■ **WHAT TO PRODUCE**
Gather each line in the entries that includes the string "window".

■ **DATASET ENTRIES**
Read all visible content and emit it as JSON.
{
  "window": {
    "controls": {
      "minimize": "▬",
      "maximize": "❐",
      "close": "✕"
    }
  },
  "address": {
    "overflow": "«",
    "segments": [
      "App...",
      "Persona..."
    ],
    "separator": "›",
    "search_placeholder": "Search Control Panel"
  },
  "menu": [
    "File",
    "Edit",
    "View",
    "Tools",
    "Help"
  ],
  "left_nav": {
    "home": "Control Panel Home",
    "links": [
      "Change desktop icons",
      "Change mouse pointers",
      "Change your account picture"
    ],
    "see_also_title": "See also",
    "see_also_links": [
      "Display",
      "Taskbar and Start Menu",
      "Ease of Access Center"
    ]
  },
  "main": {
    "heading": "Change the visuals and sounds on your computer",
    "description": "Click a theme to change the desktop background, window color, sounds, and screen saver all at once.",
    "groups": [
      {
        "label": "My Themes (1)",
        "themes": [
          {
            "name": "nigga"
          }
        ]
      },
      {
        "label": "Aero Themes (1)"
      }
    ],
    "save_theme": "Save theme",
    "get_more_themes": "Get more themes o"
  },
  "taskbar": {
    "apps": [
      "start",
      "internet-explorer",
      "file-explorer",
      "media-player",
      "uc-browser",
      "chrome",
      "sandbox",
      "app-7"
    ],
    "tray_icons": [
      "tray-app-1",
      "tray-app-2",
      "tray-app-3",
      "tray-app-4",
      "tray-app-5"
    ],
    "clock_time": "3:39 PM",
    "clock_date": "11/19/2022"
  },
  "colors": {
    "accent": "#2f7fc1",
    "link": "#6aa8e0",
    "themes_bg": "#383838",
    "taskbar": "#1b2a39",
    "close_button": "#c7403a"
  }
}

■ **COMPLETED EXERCISE**
  "window": {
    "description": "Click a theme to change the desktop background, window color, sounds, and screen saver all at once.",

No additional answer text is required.